I’m only coming to this great description now, but it brings back many great memories ongoing to shvitz with my brother, father and grandfather in the mid & late 50’s. Gus and Moe in their labelled sumo outfits rubbed and bent us. They scrubbed us with HOT water and a stiff brush, then covered us in itchy coarse salt before we went to the steam room, followed by a shower. The hot room, with cold rags over our kid faces and cold water in plastic glasses, was without salt. We watched but refused the Russian beating with leafy switches. We kids couldn’t get into the cold pool, but would throw ice cubes in and watch them last for many minutes.

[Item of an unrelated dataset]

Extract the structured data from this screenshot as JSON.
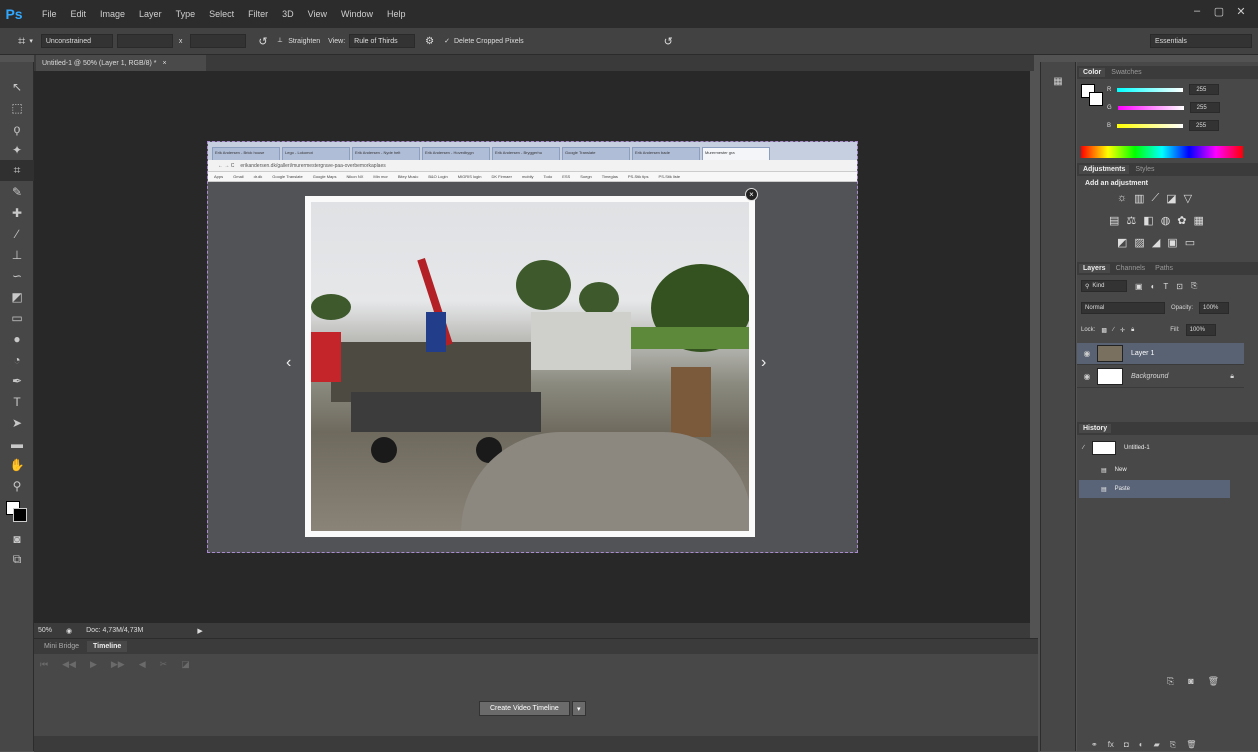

Seeing the old, corpulent, naked guys, with scrotums down to their knees was disconcerting to those of us trying to hide our pre-pubescent bodies. But the goggles worn in the stand-up ultraviolet booth were fun. The end was a massage on the first floor with strong wintergreen oil. I can remember walking out into the cold air and feeling so loose that it felt like I was floating above the sidewalk. Thanks for bringing up these memories. I’ve just heard that the building is being replaced by a condo building.
I grew up at the Shvitz! My dad took my brother and I and we kept ourselves busy while my dad and his lodge brothers played pinochle. The Russian masseurs were killers. As for the Ambassador, the owner, Mr. Tygel, lived on Eastwood Street in the Northeast, just down the street from my grandmother. Thanks for the memories!
WOW!…I used to work there as a fitness instructor.My first job right out of college in1978. The club was owned by two Jewish brothers. The taller brother was all hands on operations in every area. The other brother was more calmer and social. The members were businessmen, upscale and people who were financially comfortable.
older, middle age and younger. Some brought their children.
The Camac was an extraordinary
place. A health club, bath house, fitness center, social club, and a hotel for the night. I remember the ice pool, the hot sauna ,the massage tables, those expert body men in large white diapers
I was told at the time that The Phila Camac Club and NYC were the only places on the east coast that you could get an authentic Russian, Turkish, or Roman bath.
Most members were very nice while others acted very privileged.
Also many members used the club as a needed respite or sanctuary. And during those times some were attracted to BATH HOUSES for other reasons..Yes there were gay members. A perfect environment to meet other men who are working out, showering, using the sauna, locker room and walking around naked. As a fitness instructor I was in those areas. Everyone was aware and it was not problematic. In summation I liked the job, plus I could workout free and meet very interesting people from all walks of life.
Today you would have to join 2 or 3 clubs to get what they offered there.
Great memories! Best times with my dad. Loved braving the cold pool. I really liked rubbing coarse all aver my body, then going on the little hot room where all the salt melted. Great memories of having attendants wrap a warm towel around me when it was time to go upstairs.
Came across this post after all these years. Brings back old memories. I worked nights at Camac for 4 years in the mid 70’s. Quite the unforgettable experience. The first member I met the first night on the front desk was none other than Angelo Bruno, only months before his demise. I possibly knew more of the South Phila. mafia than most South Phila Italians. Then there was Jack, the night locker attendant, Jim, the black maintainance man, and Richard, the daytime desk attendent and bookkeeper. As for Eddie and Arnold Lucker, the owners — well, will pass on that. Thanks for the post. I knew most of the building’s history but not all. The Camac, the so-called “straight baths” was easily the precusor to the Club Philadelphia which still sits just across the corner from the front entrance to Camac Baths.